Top of Data shown
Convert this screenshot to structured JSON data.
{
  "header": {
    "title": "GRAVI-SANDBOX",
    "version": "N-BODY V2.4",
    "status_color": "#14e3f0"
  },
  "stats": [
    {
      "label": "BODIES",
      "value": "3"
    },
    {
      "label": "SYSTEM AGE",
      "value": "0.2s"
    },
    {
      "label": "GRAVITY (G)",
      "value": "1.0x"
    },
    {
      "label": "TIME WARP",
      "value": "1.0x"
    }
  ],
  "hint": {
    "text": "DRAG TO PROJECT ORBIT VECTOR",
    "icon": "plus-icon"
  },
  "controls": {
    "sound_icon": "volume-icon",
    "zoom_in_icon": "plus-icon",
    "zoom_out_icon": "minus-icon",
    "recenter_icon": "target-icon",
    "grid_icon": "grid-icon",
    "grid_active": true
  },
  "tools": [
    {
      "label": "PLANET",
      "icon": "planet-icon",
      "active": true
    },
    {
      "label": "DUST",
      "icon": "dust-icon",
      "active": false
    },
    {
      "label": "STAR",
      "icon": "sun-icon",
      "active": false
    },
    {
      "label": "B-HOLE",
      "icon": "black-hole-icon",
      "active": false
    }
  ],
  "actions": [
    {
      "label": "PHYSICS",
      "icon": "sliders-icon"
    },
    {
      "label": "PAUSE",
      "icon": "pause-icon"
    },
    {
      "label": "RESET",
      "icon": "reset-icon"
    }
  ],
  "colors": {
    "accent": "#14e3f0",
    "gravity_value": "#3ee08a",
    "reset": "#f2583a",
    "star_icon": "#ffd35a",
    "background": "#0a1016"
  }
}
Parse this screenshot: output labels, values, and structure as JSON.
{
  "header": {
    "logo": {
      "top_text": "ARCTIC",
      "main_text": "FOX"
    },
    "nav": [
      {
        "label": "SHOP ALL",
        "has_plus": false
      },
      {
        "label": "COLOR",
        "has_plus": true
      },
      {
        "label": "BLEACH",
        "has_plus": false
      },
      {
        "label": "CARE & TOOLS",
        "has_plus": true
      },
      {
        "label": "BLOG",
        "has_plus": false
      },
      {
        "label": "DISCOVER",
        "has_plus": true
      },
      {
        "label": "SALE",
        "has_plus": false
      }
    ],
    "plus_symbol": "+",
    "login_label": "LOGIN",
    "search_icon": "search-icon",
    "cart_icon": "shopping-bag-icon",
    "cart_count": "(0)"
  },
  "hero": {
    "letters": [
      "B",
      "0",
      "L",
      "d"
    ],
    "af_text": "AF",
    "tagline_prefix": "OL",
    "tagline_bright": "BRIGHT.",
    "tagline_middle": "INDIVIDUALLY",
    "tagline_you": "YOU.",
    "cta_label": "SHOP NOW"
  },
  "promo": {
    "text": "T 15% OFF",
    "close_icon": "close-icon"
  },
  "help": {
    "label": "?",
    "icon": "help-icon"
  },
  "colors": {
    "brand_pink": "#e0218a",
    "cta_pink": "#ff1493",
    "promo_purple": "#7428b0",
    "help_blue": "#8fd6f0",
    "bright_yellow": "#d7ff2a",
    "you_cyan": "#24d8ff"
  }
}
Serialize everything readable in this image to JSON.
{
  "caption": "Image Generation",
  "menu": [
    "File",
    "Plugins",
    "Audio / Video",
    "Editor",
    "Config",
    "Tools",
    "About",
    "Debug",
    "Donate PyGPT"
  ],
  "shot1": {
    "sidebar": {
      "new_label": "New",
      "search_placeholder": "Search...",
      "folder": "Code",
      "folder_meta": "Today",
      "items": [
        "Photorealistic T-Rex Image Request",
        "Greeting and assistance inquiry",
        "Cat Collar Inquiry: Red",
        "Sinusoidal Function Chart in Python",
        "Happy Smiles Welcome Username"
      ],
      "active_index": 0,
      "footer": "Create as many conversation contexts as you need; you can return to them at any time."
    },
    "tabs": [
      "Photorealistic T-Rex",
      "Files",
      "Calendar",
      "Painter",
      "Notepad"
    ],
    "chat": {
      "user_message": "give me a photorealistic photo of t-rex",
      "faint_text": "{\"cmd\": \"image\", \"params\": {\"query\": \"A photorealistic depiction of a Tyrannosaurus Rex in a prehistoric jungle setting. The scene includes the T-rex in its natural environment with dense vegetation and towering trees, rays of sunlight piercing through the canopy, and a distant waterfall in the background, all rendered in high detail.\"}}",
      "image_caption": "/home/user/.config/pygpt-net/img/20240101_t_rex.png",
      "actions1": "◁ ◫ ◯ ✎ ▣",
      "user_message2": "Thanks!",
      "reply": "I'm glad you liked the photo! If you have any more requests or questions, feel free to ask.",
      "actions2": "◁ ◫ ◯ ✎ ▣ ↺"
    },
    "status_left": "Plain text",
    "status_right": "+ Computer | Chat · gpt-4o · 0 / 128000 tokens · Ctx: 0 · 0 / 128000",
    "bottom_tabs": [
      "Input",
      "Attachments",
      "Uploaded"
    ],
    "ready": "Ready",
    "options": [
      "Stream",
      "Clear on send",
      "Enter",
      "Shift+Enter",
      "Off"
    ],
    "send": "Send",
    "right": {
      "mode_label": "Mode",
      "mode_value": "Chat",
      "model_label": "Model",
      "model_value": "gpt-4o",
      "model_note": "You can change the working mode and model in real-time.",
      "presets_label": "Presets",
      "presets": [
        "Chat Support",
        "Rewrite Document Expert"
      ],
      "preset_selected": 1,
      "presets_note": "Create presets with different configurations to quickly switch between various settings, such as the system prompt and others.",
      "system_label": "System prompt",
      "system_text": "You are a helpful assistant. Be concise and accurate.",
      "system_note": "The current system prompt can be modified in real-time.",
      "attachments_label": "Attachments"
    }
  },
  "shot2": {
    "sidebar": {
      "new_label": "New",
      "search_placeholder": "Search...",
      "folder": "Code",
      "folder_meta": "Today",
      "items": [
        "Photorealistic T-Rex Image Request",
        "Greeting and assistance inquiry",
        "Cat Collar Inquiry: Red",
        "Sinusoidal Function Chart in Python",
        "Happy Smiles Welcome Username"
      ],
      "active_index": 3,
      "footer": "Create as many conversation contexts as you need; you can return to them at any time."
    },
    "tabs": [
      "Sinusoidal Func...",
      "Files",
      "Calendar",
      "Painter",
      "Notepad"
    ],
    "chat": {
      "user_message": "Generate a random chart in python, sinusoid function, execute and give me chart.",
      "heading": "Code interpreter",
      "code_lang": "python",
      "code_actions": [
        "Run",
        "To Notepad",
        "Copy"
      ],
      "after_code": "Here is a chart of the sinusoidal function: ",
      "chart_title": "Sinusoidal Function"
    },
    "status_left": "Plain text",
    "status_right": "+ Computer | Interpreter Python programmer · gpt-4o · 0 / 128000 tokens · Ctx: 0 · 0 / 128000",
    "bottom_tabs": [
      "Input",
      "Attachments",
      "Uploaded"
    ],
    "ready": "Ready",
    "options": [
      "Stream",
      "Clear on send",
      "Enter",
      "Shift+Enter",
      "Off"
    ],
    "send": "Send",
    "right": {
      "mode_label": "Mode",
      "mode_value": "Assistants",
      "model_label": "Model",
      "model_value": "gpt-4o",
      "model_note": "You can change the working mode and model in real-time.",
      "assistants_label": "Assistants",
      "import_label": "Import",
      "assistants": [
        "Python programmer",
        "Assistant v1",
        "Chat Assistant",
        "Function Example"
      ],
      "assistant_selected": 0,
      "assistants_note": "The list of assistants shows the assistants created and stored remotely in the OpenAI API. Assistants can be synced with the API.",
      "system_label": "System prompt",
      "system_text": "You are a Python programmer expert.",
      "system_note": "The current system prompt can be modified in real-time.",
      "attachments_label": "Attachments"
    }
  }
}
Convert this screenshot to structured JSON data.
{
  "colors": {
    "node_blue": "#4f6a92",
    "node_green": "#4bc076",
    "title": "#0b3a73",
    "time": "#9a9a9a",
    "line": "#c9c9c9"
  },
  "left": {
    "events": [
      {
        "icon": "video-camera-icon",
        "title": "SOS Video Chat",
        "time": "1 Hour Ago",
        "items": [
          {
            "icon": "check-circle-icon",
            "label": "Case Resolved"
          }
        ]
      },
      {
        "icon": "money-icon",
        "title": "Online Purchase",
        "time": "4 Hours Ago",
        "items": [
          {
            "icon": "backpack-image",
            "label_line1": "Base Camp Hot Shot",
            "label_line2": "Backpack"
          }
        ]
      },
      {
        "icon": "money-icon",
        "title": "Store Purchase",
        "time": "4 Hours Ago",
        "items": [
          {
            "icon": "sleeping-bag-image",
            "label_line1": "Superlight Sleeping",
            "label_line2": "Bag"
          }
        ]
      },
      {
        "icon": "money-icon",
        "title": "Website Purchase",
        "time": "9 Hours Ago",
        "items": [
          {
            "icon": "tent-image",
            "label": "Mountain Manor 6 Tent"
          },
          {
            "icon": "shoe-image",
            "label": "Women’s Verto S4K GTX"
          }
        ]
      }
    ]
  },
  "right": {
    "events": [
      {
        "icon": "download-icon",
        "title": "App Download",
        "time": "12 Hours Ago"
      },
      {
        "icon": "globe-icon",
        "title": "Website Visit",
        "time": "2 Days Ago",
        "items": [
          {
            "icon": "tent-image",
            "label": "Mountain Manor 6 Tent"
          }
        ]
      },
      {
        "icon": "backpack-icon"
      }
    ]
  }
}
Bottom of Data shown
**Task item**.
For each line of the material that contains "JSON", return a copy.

**Task solution**.
Convert this screenshot to structured JSON data.
Parse this screenshot: output labels, values, and structure as JSON.
Serialize everything readable in this image to JSON.
Convert this screenshot to structured JSON data.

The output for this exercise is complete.